But stillness isn't tranquillity? It's not necessary that we're tranquil, but there's stillness when we can trust in abiding in the silence rather than following our compulsive tendencies. We all tend to think we've got to be doing something; we're so conditioned to do things that even meditation becomes some kind of compulsive activity that we're involved in. 'Develop this ... develop that.... I have to develop my samadhi, and I have to develop the jhanas.' You don't just come in here and sit, you come in here and develop! That's how we think! We feel guilty if we are not doing anything, progressing, developing, getting anywhere. And yet to be able to come in here and sit in stillness is not a very easy thing to do is it? It's much easier to make great meditation development projects, five year plans and so forth. Yet you always end up at the still point: things as they are.

With understanding more and more there can be a letting go of the desire to develop and become anything. And as one's mind is freed from all that desire to become and get something, to attain something, then Truth starts revealing itself. It's ever-present, here and now. It's a matter of just being able to be open and sensitive so that Truth is revealed. It's not something that is revealed from outside. The Truth is always present but we don't see it if we're caught up in the idea of attainments, of 'me' having to do something, of 'me' having to get something.
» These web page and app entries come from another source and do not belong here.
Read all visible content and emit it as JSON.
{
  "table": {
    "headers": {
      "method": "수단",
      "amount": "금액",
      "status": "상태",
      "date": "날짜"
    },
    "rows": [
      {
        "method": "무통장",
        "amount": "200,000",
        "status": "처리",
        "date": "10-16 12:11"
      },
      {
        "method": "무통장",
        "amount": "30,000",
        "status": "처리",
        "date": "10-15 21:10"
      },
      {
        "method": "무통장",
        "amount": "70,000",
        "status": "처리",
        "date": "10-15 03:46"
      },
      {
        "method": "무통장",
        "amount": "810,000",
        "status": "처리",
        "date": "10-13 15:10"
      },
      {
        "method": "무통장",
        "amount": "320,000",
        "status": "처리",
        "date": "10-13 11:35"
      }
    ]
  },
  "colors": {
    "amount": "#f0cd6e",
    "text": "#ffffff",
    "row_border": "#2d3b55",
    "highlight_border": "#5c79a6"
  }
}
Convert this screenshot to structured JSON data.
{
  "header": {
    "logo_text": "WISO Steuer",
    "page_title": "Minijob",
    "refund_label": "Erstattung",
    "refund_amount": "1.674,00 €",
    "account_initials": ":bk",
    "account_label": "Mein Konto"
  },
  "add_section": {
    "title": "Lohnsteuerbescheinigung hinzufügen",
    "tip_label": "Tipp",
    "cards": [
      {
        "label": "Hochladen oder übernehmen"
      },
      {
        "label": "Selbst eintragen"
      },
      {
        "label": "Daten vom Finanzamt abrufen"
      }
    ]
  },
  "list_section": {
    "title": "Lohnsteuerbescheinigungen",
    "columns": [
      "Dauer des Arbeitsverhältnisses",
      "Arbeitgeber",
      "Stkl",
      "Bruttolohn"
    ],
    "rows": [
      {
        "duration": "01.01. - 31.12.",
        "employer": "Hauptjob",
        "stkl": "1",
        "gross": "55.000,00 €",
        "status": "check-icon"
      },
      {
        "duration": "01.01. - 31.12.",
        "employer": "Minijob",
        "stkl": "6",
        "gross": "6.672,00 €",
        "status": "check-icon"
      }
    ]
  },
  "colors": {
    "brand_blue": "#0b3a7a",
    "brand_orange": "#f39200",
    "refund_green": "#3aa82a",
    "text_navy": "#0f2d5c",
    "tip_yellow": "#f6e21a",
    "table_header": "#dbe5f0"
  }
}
So the Buddha made this direct attack on 'me and mine'. That's the only thing that's blocking you up. The obstacle is the attachment to a self-view, that's what is the problem! If you just see through that self-view, let go of that, then you'll understand the rest. You don't need to know all the other kind of elaborate esoteric formulas, or anything. You don't have to go endlessly on into the complexity, if you just let go of the ignorant view of 'I am'.

See that, and know and understand the way of letting go, of non-attachment. Then the Truth reveals itself wherever you are, all the time. But until you do that then you'll always be caught in creating problems and complications.

'Avijjapaccaya sankhara; sankharapaccaya vi˝˝anam; vi˝˝anapaccaya namarupam; namarupapaccaya salayatanam; salayatanapaccaya phasso; phassapaccaya vedana; vedanapaccaya tanha; tanhapaccaya upadanam; upadanapaccaya bhavo; bhavapaccaya jati; jatipaccaya jaramaranam-soka-parideva-dukkha-domanassupayasa.'*

(*This is the formulation, in the Pali language of the scriptures, of the teaching on Dependent Origination (paticcasamuppada). The translation of this is in the Introduction; the main thrust of its message is contained in the English that follows.)

All this means if you keep insisting on being attached to the illusions of a self, to greed hatred and delusion, all you're going to ever get at the end is old age, sickness, and death, grief, sorrow, despair and anguish. That's all you'll get for the rest of your life: pretty boring prospect isn't it!

But you can be free from that here and now, through this Right Understanding, seeing things in the right way. There can be the knowing of Truth in which one is no longer deluded by appearances or habits, or by the conditions around us.